WHAT YOU HAVE TO DO – The number of lines holding the string "this" is all that is wanted; count them in the records below.
RECORDS PROVIDED Start Marker
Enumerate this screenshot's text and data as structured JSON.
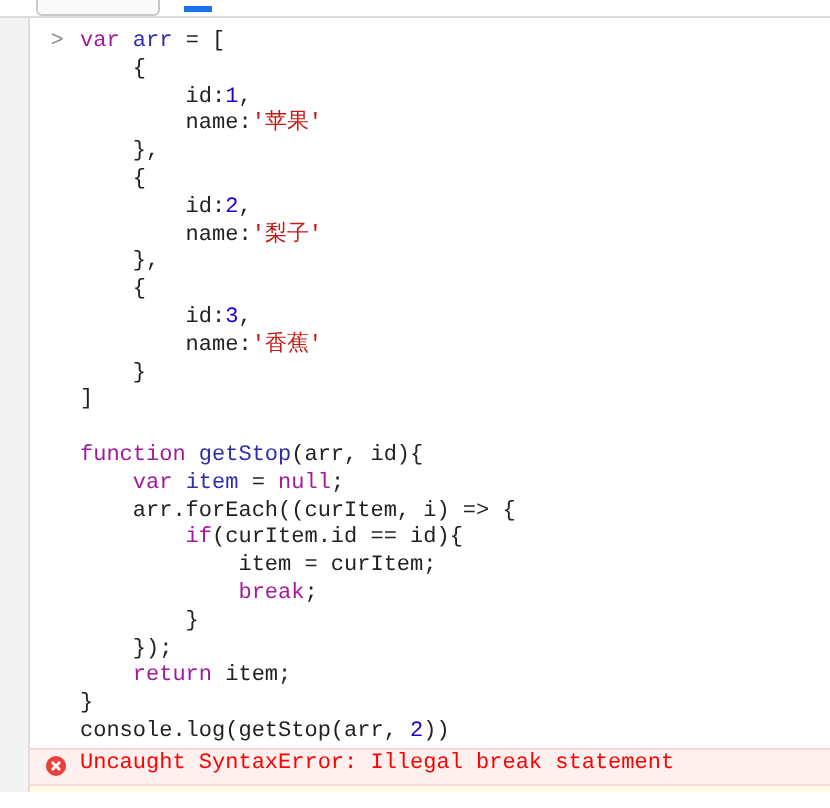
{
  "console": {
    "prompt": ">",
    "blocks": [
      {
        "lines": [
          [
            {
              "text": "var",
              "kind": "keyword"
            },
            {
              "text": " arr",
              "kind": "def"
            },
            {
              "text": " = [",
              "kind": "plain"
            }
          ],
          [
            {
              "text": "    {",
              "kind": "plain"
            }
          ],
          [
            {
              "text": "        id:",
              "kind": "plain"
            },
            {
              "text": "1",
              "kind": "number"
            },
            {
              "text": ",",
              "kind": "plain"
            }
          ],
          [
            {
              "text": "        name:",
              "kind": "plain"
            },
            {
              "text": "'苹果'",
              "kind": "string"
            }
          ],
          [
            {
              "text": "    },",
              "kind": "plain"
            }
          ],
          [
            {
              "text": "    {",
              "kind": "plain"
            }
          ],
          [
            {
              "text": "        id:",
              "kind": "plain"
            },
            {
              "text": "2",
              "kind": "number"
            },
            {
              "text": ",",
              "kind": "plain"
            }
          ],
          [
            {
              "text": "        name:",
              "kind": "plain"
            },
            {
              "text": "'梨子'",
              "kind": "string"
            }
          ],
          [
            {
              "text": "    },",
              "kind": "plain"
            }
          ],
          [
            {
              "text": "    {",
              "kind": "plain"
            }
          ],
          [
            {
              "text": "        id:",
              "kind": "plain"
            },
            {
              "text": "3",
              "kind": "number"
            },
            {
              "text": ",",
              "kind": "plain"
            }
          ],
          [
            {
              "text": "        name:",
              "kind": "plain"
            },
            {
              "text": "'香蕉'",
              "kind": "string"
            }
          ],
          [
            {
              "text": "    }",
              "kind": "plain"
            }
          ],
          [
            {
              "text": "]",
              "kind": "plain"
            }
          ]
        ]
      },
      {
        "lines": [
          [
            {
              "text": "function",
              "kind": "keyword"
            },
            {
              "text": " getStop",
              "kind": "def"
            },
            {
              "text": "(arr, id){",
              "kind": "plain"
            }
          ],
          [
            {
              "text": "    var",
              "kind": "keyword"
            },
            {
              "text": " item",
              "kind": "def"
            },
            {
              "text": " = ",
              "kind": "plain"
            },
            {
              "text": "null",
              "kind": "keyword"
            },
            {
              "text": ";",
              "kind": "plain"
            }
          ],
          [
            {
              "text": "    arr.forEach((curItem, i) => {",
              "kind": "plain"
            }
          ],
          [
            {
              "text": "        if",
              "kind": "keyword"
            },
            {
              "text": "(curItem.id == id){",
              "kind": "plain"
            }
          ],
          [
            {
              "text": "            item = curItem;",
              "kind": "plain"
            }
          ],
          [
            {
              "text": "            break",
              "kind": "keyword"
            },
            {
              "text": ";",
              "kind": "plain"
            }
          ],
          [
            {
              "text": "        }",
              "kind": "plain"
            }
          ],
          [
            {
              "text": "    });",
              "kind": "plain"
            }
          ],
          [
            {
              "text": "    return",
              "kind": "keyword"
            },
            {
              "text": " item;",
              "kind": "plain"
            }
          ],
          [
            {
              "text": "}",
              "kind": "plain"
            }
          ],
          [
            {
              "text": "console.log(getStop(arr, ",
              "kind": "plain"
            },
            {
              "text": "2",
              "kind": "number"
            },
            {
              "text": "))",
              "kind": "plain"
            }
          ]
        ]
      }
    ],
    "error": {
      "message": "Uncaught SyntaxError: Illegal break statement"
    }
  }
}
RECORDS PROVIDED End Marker
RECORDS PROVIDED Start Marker
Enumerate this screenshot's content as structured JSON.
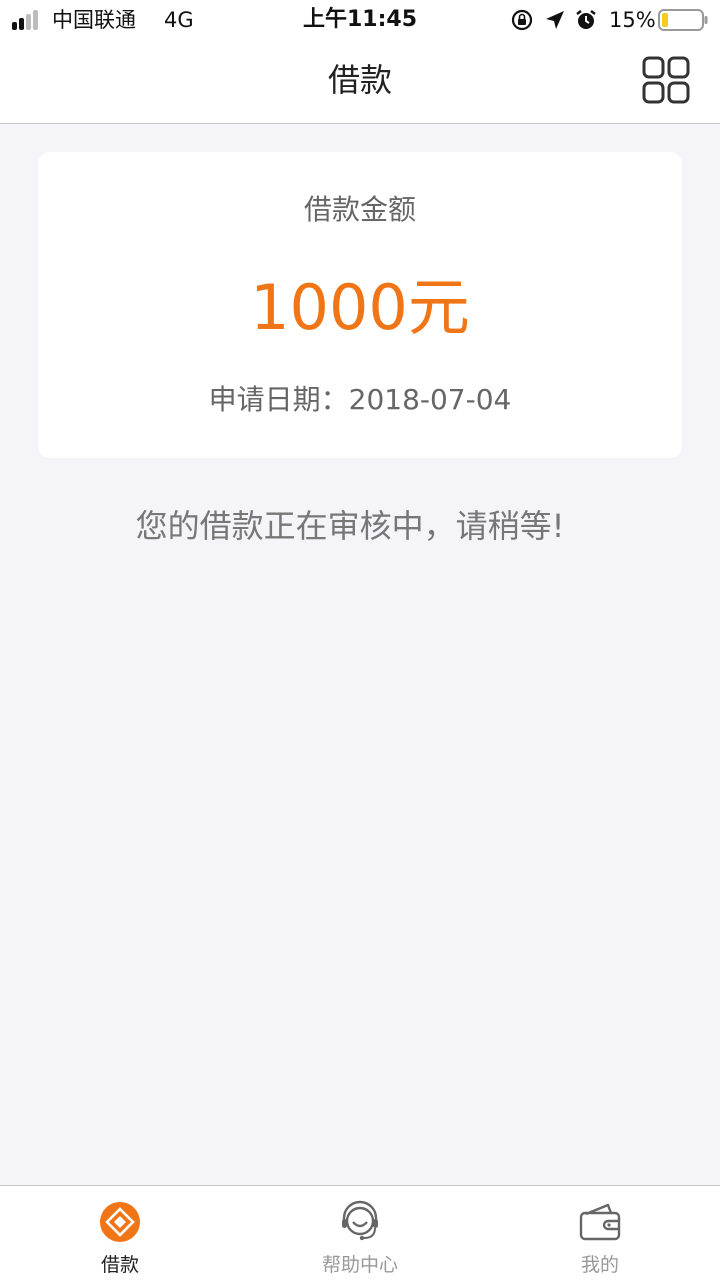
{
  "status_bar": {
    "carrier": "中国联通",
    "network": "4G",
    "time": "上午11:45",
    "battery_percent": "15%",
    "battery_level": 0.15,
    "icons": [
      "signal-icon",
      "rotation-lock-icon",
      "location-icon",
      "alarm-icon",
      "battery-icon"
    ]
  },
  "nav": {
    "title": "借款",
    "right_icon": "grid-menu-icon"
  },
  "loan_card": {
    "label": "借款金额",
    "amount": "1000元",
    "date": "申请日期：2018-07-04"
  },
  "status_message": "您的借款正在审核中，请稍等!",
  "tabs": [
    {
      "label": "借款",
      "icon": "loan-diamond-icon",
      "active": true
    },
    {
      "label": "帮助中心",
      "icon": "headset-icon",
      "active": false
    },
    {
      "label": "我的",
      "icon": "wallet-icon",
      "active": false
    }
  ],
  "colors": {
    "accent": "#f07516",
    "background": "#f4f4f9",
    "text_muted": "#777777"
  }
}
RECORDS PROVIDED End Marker
FINAL ANSWER – 2